While the strategic confusion of the U.S.-Africa Leaders Summit is unfortunate, there could be one redeeming feature: Forcing the continent’s most repressive, corrupt, or incompetent dictators or their representatives to confront the true feelings of the people. Should Eritrean President Isaias Afwerki or Ethiopian Prime Minister Abiy Ahmed have the audacity to show their face in Washington, they should confront the reality of the anger their current and former citizens feel. Kurds humbled notoriously corrupt Iraqi Kurdish Prime Minister Masrour Barzani by pelting his motorcade with eggs in London, and Turks and Kurds force President Recep Tayyip Erdogan to recognize the true feelings of the people toward him, the efforts of his bodyguards to treat Sheridan Circle like Taksim Square notwithstanding. The crimes of Isaias and Abiy are far greater. They should pay the price, at least for three days. At issue is not only Tigray, where Eritrean troops continue their campaign of rape and pillage, but also religious freedom, where the Isaias regime has imprisoned Fikremariam Hagos Tsalim, the country’s Catholic Bishop.
Confronting Weah would be just as important: He may entice some journalists at home to write paeans, but in an age of Whatsapp, Signal, and Telegram, images and videos of Africans and the African diaspora speaking truth to power can do much to advance accountability for the continent’s worst offenders.
Not only should the Secret Service do nothing to shield the leaders from lawful protest, but the Federal Bureau of Investigation (FBI) should also be out in force to prevent African leaders from infiltrating their own security forces or intelligence agents into crowds to photograph or intimidate would-be protestors in Washington, DC. There must be no more Sheridan Circles.
Across Africa, China’s strategy rests upon debt diplomacy coupled with significant but often unnecessary infrastructure. Russia, meanwhile, prefers to send in mercenaries to prop up despots and loot countries’ natural resources. What the United States currently lacks is its own model. Should the Biden administration think strategically, it will promote good governance, religious freedom, and democracy.
Forcing Africa’s worst offenders to confront truth on camera would be a good first step.
Expert Author Biography: A 19FortyFive Contributing Editor, Dr. Michael Rubin is a senior fellow at the American Enterprise Institute, where he specializes in Iran, Turkey, and the broader Middle East. A former Pentagon official, Dr. Rubin has lived in post-revolution Iran, Yemen, and both pre- and postwar Iraq.

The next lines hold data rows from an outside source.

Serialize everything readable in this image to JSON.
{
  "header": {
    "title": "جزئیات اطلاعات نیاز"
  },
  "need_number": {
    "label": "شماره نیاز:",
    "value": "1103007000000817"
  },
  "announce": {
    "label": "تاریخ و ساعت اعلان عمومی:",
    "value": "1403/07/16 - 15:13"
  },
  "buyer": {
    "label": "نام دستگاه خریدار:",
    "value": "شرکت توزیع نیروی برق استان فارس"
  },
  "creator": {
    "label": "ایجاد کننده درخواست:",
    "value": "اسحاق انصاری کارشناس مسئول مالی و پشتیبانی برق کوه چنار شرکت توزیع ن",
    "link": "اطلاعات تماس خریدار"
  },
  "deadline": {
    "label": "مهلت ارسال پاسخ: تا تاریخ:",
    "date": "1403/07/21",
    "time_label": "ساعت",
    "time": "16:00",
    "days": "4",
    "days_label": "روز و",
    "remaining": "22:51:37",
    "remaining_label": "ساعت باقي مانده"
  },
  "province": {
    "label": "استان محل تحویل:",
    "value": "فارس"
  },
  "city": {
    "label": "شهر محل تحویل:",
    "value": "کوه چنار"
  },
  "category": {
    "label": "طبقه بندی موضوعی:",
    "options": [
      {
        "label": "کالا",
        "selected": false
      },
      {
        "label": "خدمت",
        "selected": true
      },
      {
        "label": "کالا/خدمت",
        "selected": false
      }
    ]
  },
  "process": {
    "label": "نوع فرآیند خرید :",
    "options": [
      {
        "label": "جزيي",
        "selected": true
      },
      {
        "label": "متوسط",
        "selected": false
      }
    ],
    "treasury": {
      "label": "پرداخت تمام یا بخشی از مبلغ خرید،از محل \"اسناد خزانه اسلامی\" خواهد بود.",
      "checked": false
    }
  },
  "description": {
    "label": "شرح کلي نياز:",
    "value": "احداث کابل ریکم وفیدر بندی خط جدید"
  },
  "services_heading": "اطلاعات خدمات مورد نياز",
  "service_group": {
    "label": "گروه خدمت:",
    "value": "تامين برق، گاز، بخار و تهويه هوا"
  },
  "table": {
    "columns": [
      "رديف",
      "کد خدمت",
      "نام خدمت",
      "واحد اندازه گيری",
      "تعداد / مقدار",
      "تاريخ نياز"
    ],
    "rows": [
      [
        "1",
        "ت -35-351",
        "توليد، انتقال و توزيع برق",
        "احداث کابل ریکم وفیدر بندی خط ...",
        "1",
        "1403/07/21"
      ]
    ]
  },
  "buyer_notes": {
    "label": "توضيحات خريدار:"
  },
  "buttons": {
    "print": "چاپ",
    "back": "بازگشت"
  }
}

He also spent time with the Taliban before 9/11. For more than a decade, he taught classes at sea about the Horn of Africa and Middle East conflicts, culture, and terrorism, to deployed US Navy and Marine units.
Dr. Rubin is the author, coauthor, and coeditor of several books exploring diplomacy, Iranian history, Arab culture, Kurdish studies, and Shi’ite politics, including “Seven Pillars: What Really Causes Instability in the Middle East?” (AEI Press, 2019); “Kurdistan Rising” (AEI Press, 2016); “Dancing with the Devil: The Perils of Engaging Rogue Regimes” (Encounter Books, 2014); and “Eternal Iran: Continuity and Chaos” (Palgrave, 2005).
Dr. Rubin has a PhD and an MA in history from Yale University, where he also obtained a BS in biology.
This piece has been updated since publication.